More fried seafood followed with shrimp and pumpkin tempura. The batter was very crispy but was too thick for my taste. I certainly wasn’t expecting tempura at a Korean restaurant but then remembered their cuisine is influenced by the Japanese given Korea was occupied by Japan for a while. I would have liked if they cooked the prawns another way since we had just been served deep fried pollock.
Korean barbeque followed with a platter of beef! The assorted barbeque is a meat eater’s dream with cuts of flank steak, sirloin, short-ribs and marinated flank. The sirloin and marinated flank were definitely the highlights. I would have like to have trade in the regular flank and short-ribs for a few pieces of kalbi instead. I enjoyed the tradition of wrapping the beef in pieces of lettuce and topping the wrap with thinly sliced shaved onions.
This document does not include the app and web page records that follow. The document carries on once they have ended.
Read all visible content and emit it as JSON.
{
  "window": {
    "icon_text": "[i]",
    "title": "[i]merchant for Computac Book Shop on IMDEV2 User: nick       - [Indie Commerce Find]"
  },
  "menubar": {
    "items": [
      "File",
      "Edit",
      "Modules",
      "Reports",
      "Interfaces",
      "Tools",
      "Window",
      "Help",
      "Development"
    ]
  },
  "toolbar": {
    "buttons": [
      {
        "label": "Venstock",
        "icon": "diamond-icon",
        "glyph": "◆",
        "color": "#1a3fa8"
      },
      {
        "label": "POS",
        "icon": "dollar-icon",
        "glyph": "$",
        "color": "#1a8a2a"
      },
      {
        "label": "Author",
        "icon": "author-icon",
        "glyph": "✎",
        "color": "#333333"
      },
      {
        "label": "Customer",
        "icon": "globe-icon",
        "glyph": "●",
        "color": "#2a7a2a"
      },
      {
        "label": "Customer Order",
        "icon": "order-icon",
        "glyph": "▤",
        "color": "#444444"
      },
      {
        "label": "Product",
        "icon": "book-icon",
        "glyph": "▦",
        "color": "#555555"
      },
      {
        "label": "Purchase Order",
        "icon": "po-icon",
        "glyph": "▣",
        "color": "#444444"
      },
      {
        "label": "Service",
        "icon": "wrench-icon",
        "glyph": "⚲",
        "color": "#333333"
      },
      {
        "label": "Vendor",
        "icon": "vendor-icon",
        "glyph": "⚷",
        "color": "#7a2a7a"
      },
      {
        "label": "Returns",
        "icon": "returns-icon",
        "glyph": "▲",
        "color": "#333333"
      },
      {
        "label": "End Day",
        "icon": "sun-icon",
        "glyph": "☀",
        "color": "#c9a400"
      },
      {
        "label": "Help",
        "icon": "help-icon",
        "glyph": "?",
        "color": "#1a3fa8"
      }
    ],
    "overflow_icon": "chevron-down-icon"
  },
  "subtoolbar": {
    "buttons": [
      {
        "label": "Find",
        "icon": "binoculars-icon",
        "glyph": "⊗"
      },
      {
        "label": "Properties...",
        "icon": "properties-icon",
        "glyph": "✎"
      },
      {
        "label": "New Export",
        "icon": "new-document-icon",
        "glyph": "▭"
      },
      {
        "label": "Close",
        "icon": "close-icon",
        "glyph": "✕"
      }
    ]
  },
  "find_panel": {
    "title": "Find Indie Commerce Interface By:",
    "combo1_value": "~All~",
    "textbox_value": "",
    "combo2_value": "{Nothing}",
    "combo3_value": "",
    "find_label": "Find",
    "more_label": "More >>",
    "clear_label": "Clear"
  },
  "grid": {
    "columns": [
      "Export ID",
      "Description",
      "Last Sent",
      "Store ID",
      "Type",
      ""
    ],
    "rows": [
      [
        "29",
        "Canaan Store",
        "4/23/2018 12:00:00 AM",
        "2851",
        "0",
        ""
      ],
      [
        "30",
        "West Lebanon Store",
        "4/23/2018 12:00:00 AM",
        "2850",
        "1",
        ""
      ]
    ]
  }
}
After all this food you finally get to the “main”. Here, you get to choose from three options - chilled noodle soup, hot noodle soup or nurling (some rice dish). We thought it was a shared plate like all the other courses so opted for the chilled noodle soup as we heard it was most popular. But, it turns out each person gets their own dish; so, we would have rather have one of each so we could see the differences.
At first I was weary of the chilled noodles as they arrived looking like they were in the waterly kimchi broth again. But, it was less sour, and after a few bites really started to grow on me. The best part was the texture of the noodles – they were very different from anything I’ve ever had and had a great al dente bite. Next time I would like to try to hot version instead as found the cold soup a bit strange. However, the dish was a great contrast after having all the heavy fried foods and barbeque beef.
The meal ends with a plate of fresh fruits (cantaloupe, strawberries and orange segments) and a choice of tea or coffee. I opted for the traditional Korean cold tea which is prepared by brewing tea leaves with fruits, roots and other grains. The result is a strongly flavoured beverage that doesn’t really resemble tea anymore. Ours tasted like it was infused with mandarin orange peels and too sweet for my liking. But, it could be that by then I was absolutely stuffed and just couldn’t handle a bite or sip of anything else!
I liked the restaurant itself – larger and cleaner feeling that most of the uptown Korean establishments. Plus, they have private rooms that you can close the door at if you want some alone time with your companions. The staff is friendly and there are so many food choices available. Their menu consists of many “favourites” (done better than most) and some more traditional offerings that I haven’t seen elsewhere. Ultimately, I would definitely return to Dahn, albeit next time I’d just order off their a la carte menu.
Overall mark - 7 out of 10
Like the post? Go to my main page for a complete listing by country.
Like the blog? You can now follow me on twitter for notifications - https://twitter.com/GastroWorldBlog
Gastro World's Grading System
- Anything under 5 - I really disliked and will never go back
- 6 - decent restaurant but I likely won't return
- 7 - decent restaurant and I will likely return
- 8 - great restaurant that I'd be happy to recommend
- 9 - fantastic restaurant that I would love to visit regularly and highly recommend
- 10 - absolute perfection!